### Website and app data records
━━━━━━━━━━━━━━━━━━━━

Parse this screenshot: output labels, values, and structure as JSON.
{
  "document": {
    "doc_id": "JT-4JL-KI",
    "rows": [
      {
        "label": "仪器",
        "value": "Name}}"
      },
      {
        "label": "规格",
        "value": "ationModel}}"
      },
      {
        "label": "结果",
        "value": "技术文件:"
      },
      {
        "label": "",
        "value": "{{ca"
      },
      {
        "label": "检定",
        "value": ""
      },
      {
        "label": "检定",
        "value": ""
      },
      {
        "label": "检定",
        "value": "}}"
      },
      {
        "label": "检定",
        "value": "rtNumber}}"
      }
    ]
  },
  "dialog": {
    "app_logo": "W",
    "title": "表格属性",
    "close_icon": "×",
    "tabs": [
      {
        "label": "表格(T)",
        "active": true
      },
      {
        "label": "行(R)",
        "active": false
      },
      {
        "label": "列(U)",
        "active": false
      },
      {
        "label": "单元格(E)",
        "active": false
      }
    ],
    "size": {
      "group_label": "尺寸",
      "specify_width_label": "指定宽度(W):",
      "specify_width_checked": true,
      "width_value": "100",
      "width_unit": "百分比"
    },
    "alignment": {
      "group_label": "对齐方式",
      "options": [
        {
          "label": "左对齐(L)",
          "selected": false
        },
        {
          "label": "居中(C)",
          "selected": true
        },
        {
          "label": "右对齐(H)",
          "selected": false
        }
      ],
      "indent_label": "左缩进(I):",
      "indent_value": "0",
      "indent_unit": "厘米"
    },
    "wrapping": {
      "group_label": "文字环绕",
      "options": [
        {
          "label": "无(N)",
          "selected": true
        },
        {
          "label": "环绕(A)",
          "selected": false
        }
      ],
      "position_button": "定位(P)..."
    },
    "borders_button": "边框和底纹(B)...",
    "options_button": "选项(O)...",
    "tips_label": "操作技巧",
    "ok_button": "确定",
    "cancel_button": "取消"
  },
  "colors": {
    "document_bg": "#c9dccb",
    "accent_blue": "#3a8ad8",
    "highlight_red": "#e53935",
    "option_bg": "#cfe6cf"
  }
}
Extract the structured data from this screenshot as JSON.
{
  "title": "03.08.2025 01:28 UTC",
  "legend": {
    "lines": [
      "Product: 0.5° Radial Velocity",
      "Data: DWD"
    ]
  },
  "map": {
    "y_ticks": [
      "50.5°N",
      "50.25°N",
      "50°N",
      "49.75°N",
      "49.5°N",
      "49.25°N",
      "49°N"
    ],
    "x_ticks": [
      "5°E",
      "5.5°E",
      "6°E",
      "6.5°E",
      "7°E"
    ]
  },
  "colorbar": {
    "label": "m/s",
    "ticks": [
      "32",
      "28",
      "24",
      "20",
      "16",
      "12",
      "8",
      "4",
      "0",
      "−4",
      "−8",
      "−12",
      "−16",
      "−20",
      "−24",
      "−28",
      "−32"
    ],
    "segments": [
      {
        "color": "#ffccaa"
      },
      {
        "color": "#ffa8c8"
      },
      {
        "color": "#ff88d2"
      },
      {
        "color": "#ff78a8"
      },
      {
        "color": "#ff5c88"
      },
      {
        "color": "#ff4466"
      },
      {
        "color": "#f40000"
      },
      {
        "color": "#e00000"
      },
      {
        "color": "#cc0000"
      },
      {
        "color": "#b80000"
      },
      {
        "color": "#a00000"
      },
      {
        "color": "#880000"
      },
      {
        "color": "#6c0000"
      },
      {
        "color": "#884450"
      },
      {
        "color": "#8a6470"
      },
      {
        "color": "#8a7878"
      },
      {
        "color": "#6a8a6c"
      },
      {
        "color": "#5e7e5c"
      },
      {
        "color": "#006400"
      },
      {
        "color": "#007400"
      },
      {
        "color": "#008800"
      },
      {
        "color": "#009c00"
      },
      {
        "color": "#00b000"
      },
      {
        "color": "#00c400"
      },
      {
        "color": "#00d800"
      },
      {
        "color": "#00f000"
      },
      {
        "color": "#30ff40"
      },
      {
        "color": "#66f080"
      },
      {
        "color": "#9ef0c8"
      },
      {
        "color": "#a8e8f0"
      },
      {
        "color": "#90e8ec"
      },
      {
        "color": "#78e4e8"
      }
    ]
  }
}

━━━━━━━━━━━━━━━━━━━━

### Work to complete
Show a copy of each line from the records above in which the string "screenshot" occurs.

### Solution to this problem
Parse this screenshot: output labels, values, and structure as JSON.
Extract the structured data from this screenshot as JSON.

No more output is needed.